AVAILABLE RECORDS START

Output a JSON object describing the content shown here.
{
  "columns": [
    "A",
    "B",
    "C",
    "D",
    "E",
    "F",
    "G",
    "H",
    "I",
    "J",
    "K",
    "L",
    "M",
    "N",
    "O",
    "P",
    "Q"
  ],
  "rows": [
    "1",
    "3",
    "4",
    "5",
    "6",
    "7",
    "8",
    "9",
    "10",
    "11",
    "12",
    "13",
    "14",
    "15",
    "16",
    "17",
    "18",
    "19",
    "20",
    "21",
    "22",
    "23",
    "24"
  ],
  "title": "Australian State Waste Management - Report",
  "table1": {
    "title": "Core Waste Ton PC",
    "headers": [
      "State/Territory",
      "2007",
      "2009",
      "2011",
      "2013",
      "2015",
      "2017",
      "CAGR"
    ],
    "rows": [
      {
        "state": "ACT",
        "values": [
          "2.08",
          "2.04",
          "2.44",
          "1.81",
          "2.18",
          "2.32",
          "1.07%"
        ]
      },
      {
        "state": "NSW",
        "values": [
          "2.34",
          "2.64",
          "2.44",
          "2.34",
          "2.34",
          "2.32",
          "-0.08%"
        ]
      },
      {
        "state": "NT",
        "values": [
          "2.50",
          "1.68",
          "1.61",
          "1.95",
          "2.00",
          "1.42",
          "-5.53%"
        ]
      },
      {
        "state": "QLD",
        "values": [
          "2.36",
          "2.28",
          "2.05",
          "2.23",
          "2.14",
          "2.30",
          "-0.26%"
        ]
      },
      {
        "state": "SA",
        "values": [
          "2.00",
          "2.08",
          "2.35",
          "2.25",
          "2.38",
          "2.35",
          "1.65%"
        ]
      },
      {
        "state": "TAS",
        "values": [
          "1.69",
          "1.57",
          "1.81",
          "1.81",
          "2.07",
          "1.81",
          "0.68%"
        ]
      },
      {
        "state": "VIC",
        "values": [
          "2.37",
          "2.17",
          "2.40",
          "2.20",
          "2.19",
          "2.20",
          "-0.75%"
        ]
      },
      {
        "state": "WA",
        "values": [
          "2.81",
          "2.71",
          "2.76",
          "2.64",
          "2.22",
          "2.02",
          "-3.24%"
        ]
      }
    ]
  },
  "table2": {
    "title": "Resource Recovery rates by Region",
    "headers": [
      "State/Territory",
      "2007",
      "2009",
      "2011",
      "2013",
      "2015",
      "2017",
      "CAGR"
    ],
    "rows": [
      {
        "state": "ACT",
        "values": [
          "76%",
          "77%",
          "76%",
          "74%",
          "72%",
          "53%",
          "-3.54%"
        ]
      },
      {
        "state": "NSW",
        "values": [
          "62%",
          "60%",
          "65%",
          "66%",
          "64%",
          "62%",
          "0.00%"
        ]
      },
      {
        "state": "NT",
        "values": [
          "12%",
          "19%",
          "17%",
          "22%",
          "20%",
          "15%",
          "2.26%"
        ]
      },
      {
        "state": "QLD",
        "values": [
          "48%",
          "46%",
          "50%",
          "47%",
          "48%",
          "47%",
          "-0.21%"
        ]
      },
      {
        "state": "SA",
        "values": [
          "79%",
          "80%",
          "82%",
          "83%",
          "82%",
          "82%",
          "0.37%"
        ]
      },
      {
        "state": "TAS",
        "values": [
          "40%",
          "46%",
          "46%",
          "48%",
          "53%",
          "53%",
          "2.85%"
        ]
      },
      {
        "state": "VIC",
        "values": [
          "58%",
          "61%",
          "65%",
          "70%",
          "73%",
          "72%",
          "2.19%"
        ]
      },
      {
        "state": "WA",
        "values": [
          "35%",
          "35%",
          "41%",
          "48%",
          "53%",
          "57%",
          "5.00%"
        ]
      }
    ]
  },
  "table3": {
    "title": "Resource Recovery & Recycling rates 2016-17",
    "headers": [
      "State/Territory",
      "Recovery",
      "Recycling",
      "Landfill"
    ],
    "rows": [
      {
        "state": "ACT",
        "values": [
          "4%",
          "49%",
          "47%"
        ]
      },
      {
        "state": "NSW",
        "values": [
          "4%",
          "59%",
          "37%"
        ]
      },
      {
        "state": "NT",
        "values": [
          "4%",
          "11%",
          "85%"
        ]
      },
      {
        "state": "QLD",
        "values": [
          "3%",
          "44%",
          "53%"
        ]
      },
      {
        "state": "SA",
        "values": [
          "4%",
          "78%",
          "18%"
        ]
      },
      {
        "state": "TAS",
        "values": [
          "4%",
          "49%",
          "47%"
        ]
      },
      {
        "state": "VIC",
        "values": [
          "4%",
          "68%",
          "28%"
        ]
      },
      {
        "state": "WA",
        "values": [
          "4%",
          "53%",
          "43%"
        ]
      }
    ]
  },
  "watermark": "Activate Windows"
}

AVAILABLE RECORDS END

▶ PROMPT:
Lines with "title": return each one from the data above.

▶ EXPECTED ANSWER:
  "title": "Australian State Waste Management - Report",
    "title": "Core Waste Ton PC",
    "title": "Resource Recovery rates by Region",
    "title": "Resource Recovery & Recycling rates 2016-17",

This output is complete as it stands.